Give the mentee your full attention as you listen. Repeat what you hear to make sure you’ve heard correctly.
Mentor: “What I hear you saying is that you and Ben are doing a lot of things separately. You’re not spending time together and doing the fun stuff you used to do with each other. Is that right?”
Ask questions to better understand what the spouse or the spouses are feeling. Remember to supply the names of emotions or “soul words” if the mentee is having a hard time communicating how he or she feels.
Mentor: “It sounds like you miss doing those fun things with your husband. Is that true? How does this situation make you feel? I imagine you might feel alone. Or maybe you feel neglected or confused? Has anything changed lately in your relationship?
Empathize with the spouse.
Mentor: “It makes sense that you feel that way. You used to spend a lot of time together, so of course you’re missing that.”
Here’s where you’ll supply a tool, skill or information the person can use. In this example, the couple is experiencing the slow fade and the wife is feeling neglected and disconnected from her husband. Couples end up disconnected for many different reasons. What’s causing the couple you know to live parallel lives? You can help them discover the root issue by making these suggestions:
Encourage the couple to take the Focus on Marriage Assessment. “The assessment will allow them to dig into the deeper issues,” Smalley says. “Is this about a communication issue? Is there a mishandled conflict, a sexual disconnection, a spiritual disconnection?”
If they are resistant to taking that assessment, show them the short assessment found in the book Reconnected (starting on page 11). Encourage the couple to answer the 11 questions and discuss them with each other.
What if a spouse says, “I don’t take marriage assessments”? Mentors can encourage the spouse by saying:
- “Did you know that simply doing this simple assessment will have a positive impact on your relationship? That’s because you’re taking time to focus on your marriage. Just answering these few questions connects you and your spouse and benefits your marriage.”
- “The assessment reveals more than the areas of conflict in a marriage. It also shows the positive side of your relationship — the strengths of your marriage.”
- “Also, it’s important to be aware of what’s happening between the two of you. The assessment could give you that awareness. We can’t fix anything unless we know what’s wrong.”
To prepare for a person who’s reluctant to take the assessment, role-play the situation with your spouse.

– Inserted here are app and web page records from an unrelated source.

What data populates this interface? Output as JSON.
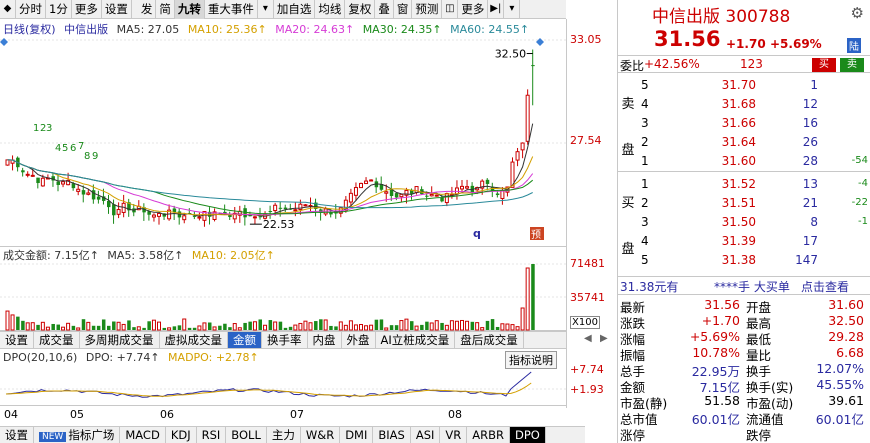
{
  "toolbar": {
    "items": [
      {
        "label": "◆",
        "kind": "arrow"
      },
      {
        "label": "分时"
      },
      {
        "label": "1分"
      },
      {
        "label": "更多"
      },
      {
        "label": "设置"
      },
      {
        "label": "",
        "kind": "gap"
      },
      {
        "label": "发"
      },
      {
        "label": "简"
      },
      {
        "label": "九转",
        "selected": true
      },
      {
        "label": "重大事件"
      },
      {
        "label": "▾",
        "kind": "arrow"
      },
      {
        "label": "加自选"
      },
      {
        "label": "均线"
      },
      {
        "label": "复权"
      },
      {
        "label": "叠"
      },
      {
        "label": "窗"
      },
      {
        "label": "预测"
      },
      {
        "label": "◫",
        "kind": "arrow"
      },
      {
        "label": "更多"
      },
      {
        "label": "▶|",
        "kind": "arrow"
      },
      {
        "label": "▾",
        "kind": "arrow"
      }
    ]
  },
  "kline": {
    "legend": {
      "mode": "日线(复权)",
      "name": "中信出版",
      "ma5": "MA5: 27.05",
      "ma10": "MA10: 25.36↑",
      "ma20": "MA20: 24.63↑",
      "ma30": "MA30: 24.35↑",
      "ma60": "MA60: 24.55↑"
    },
    "y_labels": [
      "33.05",
      "27.54"
    ],
    "high_label": "32.50",
    "low_label": "22.53",
    "nine_turn_labels": [
      "1",
      "2",
      "3",
      "4",
      "5",
      "6",
      "7",
      "8",
      "9"
    ],
    "marker_q": "q",
    "marker_box": "预"
  },
  "volume": {
    "legend": {
      "title": "成交金额: 7.15亿↑",
      "ma5": "MA5: 3.58亿↑",
      "ma10": "MA10: 2.05亿↑"
    },
    "y_labels": [
      "71481",
      "35741"
    ],
    "unit": "X100"
  },
  "subtabs": [
    {
      "label": "设置"
    },
    {
      "label": "成交量"
    },
    {
      "label": "多周期成交量"
    },
    {
      "label": "虚拟成交量"
    },
    {
      "label": "金额",
      "selected": true
    },
    {
      "label": "换手率"
    },
    {
      "label": "内盘"
    },
    {
      "label": "外盘"
    },
    {
      "label": "AI立桩成交量"
    },
    {
      "label": "盘后成交量"
    }
  ],
  "dpo": {
    "legend": {
      "title": "DPO(20,10,6)",
      "dpo": "DPO: +7.74↑",
      "madpo": "MADPO: +2.78↑"
    },
    "button": "指标说明",
    "y_labels": [
      "+7.74",
      "+1.93"
    ]
  },
  "dates": [
    "04",
    "05",
    "06",
    "07",
    "08"
  ],
  "bottombar": [
    {
      "label": "设置"
    },
    {
      "label": "指标广场",
      "new": "NEW"
    },
    {
      "label": "MACD"
    },
    {
      "label": "KDJ"
    },
    {
      "label": "RSI"
    },
    {
      "label": "BOLL"
    },
    {
      "label": "主力"
    },
    {
      "label": "W&R"
    },
    {
      "label": "DMI"
    },
    {
      "label": "BIAS"
    },
    {
      "label": "ASI"
    },
    {
      "label": "VR"
    },
    {
      "label": "ARBR"
    },
    {
      "label": "DPO",
      "selected": true
    }
  ],
  "quote": {
    "name": "中信出版  300788",
    "price": "31.56",
    "change": "+1.70",
    "change_pct": "+5.69%",
    "market": "陆",
    "weibi_label": "委比",
    "weibi_value": "+42.56%",
    "weicha": "123",
    "buy_btn": "买",
    "sell_btn": "卖",
    "sell_side_label": "卖盘",
    "buy_side_label": "买盘",
    "asks": [
      {
        "level": "5",
        "price": "31.70",
        "vol": "1",
        "delta": ""
      },
      {
        "level": "4",
        "price": "31.68",
        "vol": "12",
        "delta": ""
      },
      {
        "level": "3",
        "price": "31.66",
        "vol": "16",
        "delta": ""
      },
      {
        "level": "2",
        "price": "31.64",
        "vol": "26",
        "delta": ""
      },
      {
        "level": "1",
        "price": "31.60",
        "vol": "28",
        "delta": "-54"
      }
    ],
    "bids": [
      {
        "level": "1",
        "price": "31.52",
        "vol": "13",
        "delta": "-4"
      },
      {
        "level": "2",
        "price": "31.51",
        "vol": "21",
        "delta": "-22"
      },
      {
        "level": "3",
        "price": "31.50",
        "vol": "8",
        "delta": "-1"
      },
      {
        "level": "4",
        "price": "31.39",
        "vol": "17",
        "delta": ""
      },
      {
        "level": "5",
        "price": "31.38",
        "vol": "147",
        "delta": ""
      }
    ],
    "deal": {
      "a": "31.38元有",
      "b": "****手 大买单",
      "c": "点击查看"
    },
    "stats": [
      {
        "k1": "最新",
        "v1": "31.56",
        "c1": "red",
        "k2": "开盘",
        "v2": "31.60",
        "c2": "red"
      },
      {
        "k1": "涨跌",
        "v1": "+1.70",
        "c1": "red",
        "k2": "最高",
        "v2": "32.50",
        "c2": "red"
      },
      {
        "k1": "涨幅",
        "v1": "+5.69%",
        "c1": "red",
        "k2": "最低",
        "v2": "29.28",
        "c2": "red"
      },
      {
        "k1": "振幅",
        "v1": "10.78%",
        "c1": "red",
        "k2": "量比",
        "v2": "6.68",
        "c2": "red"
      },
      {
        "k1": "总手",
        "v1": "22.95万",
        "c1": "blue",
        "k2": "换手",
        "v2": "12.07%",
        "c2": "blue"
      },
      {
        "k1": "金额",
        "v1": "7.15亿",
        "c1": "blue",
        "k2": "换手(实)",
        "v2": "45.55%",
        "c2": "blue"
      },
      {
        "k1": "市盈(静)",
        "v1": "51.58",
        "c1": "",
        "k2": "市盈(动)",
        "v2": "39.61",
        "c2": ""
      },
      {
        "k1": "总市值",
        "v1": "60.01亿",
        "c1": "blue",
        "k2": "流通值",
        "v2": "60.01亿",
        "c2": "blue"
      },
      {
        "k1": "涨停",
        "v1": "",
        "c1": "",
        "k2": "跌停",
        "v2": "",
        "c2": ""
      }
    ]
  },
  "colors": {
    "up": "#cc0000",
    "down": "#1a8a1a",
    "ma5": "#333333",
    "ma10": "#d4a000",
    "ma20": "#d63bd6",
    "ma30": "#1a8a1a",
    "ma60": "#2a8a9a"
  }
}
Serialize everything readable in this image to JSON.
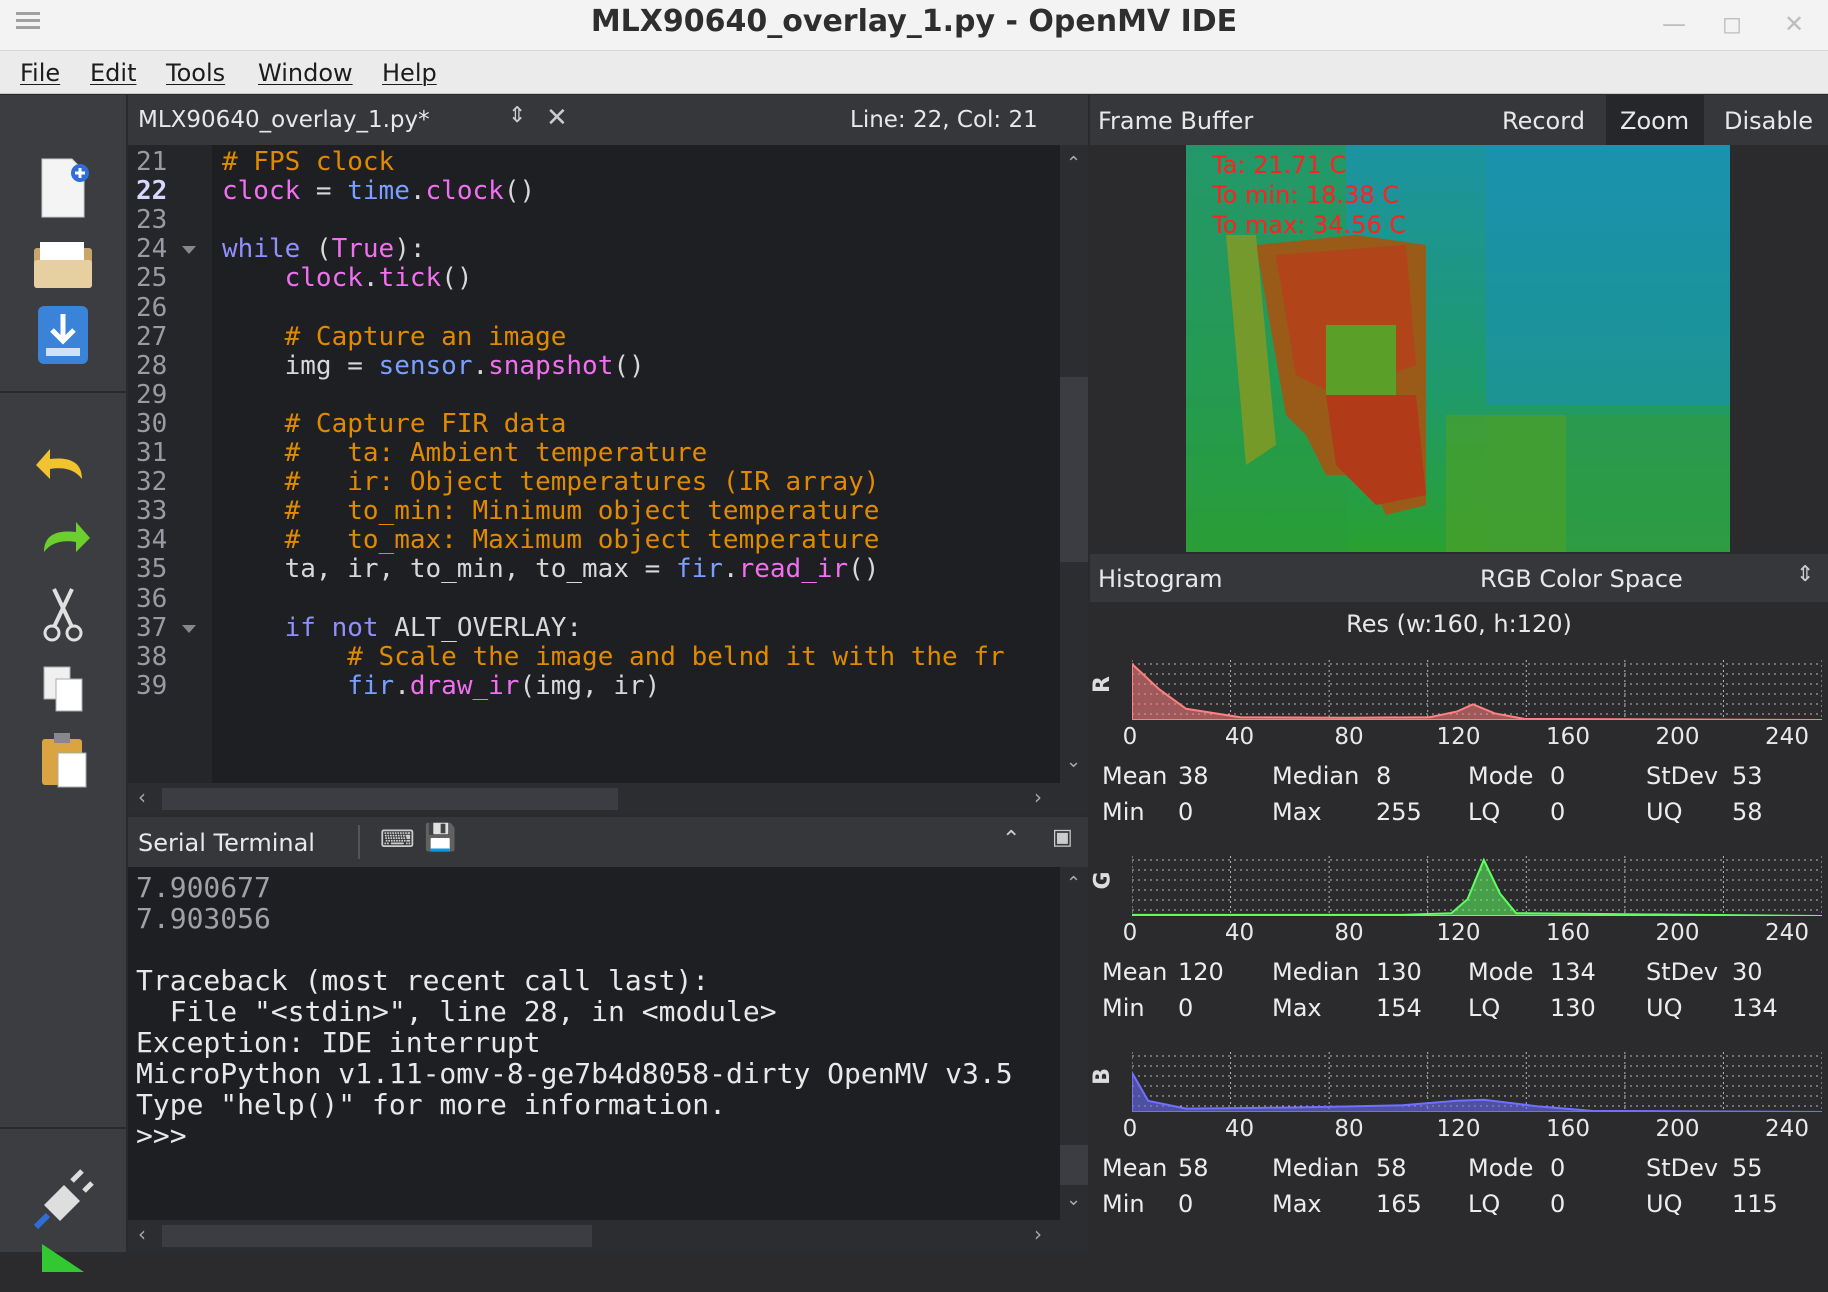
{
  "window": {
    "title": "MLX90640_overlay_1.py - OpenMV IDE"
  },
  "menu": [
    "File",
    "Edit",
    "Tools",
    "Window",
    "Help"
  ],
  "toolbar": {
    "icons": [
      "new-file-icon",
      "open-folder-icon",
      "save-icon",
      "undo-icon",
      "redo-icon",
      "cut-icon",
      "copy-icon",
      "paste-icon",
      "connect-icon",
      "run-icon"
    ]
  },
  "editor": {
    "filename": "MLX90640_overlay_1.py*",
    "position": "Line: 22, Col: 21",
    "lines": [
      {
        "n": "21",
        "text": "# FPS clock"
      },
      {
        "n": "22",
        "text": "clock = time.clock()"
      },
      {
        "n": "23",
        "text": ""
      },
      {
        "n": "24",
        "text": "while (True):"
      },
      {
        "n": "25",
        "text": "    clock.tick()"
      },
      {
        "n": "26",
        "text": ""
      },
      {
        "n": "27",
        "text": "    # Capture an image"
      },
      {
        "n": "28",
        "text": "    img = sensor.snapshot()"
      },
      {
        "n": "29",
        "text": ""
      },
      {
        "n": "30",
        "text": "    # Capture FIR data"
      },
      {
        "n": "31",
        "text": "    #   ta: Ambient temperature"
      },
      {
        "n": "32",
        "text": "    #   ir: Object temperatures (IR array)"
      },
      {
        "n": "33",
        "text": "    #   to_min: Minimum object temperature"
      },
      {
        "n": "34",
        "text": "    #   to_max: Maximum object temperature"
      },
      {
        "n": "35",
        "text": "    ta, ir, to_min, to_max = fir.read_ir()"
      },
      {
        "n": "36",
        "text": ""
      },
      {
        "n": "37",
        "text": "    if not ALT_OVERLAY:"
      },
      {
        "n": "38",
        "text": "        # Scale the image and belnd it with the fr"
      },
      {
        "n": "39",
        "text": "        fir.draw_ir(img, ir)"
      }
    ]
  },
  "serial": {
    "title": "Serial Terminal",
    "lines": [
      "7.900677",
      "7.903056",
      "",
      "Traceback (most recent call last):",
      "  File \"<stdin>\", line 28, in <module>",
      "Exception: IDE interrupt",
      "MicroPython v1.11-omv-8-ge7b4d8058-dirty OpenMV v3.5",
      "Type \"help()\" for more information.",
      ">>>"
    ]
  },
  "framebuffer": {
    "title": "Frame Buffer",
    "buttons": [
      "Record",
      "Zoom",
      "Disable"
    ],
    "overlay": [
      "Ta: 21.71 C",
      "To min: 18.38 C",
      "To max: 34.56 C"
    ]
  },
  "histogram": {
    "title": "Histogram",
    "colorspace": "RGB Color Space",
    "resolution": "Res (w:160, h:120)",
    "axis_ticks": [
      "0",
      "40",
      "80",
      "120",
      "160",
      "200",
      "240"
    ],
    "channels": [
      {
        "label": "R",
        "color": "#ff8080",
        "stats": {
          "Mean": "38",
          "Median": "8",
          "Mode": "0",
          "StDev": "53",
          "Min": "0",
          "Max": "255",
          "LQ": "0",
          "UQ": "58"
        }
      },
      {
        "label": "G",
        "color": "#60ff60",
        "stats": {
          "Mean": "120",
          "Median": "130",
          "Mode": "134",
          "StDev": "30",
          "Min": "0",
          "Max": "154",
          "LQ": "130",
          "UQ": "134"
        }
      },
      {
        "label": "B",
        "color": "#7070ff",
        "stats": {
          "Mean": "58",
          "Median": "58",
          "Mode": "0",
          "StDev": "55",
          "Min": "0",
          "Max": "165",
          "LQ": "0",
          "UQ": "115"
        }
      }
    ]
  }
}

Take turns role-playing the reluctant spouse and practice persuading the person to take the assessment.
Encourage the couple to build sacred moments. Doing so can make a positive impact if a wife or husband feels neglected.
“Sacred moments” are important bonding times that should happen daily, but they don’t have to take much time. One of those special connecting moments of the day is when a husband and wife say goodbye in the morning. Ask the spouse or couple how they say goodbye to each other in the morning. Encourage them to focus on each other for that short time as they send each other off on their day. They can build connection by:
- Kissing and giving affection.
- Encouraging each other.
- Complimenting each other.
- Saying a quick prayer for each other.
- Sharing Scripture.
Suggest that the couple read Song of Solomon together, especially Song of Solomon 5:10-16 and Song of Solomon 6:4-10. Reading how Solomon and his bride complimented each other in these chapters might remind the couple of earlier times in their marriage when they were passionate about each other and paid attention to little else!
If the couple continues to struggle and the wife and husband feel neglected, suggest counseling. You can help them find a counselor, or they can call Focus on the Family at 1-855-771-HELP (4357) weekdays from 6:00 a.m. to 8:00 p.m. (Mountain Time) to request a free consultation with a counselor.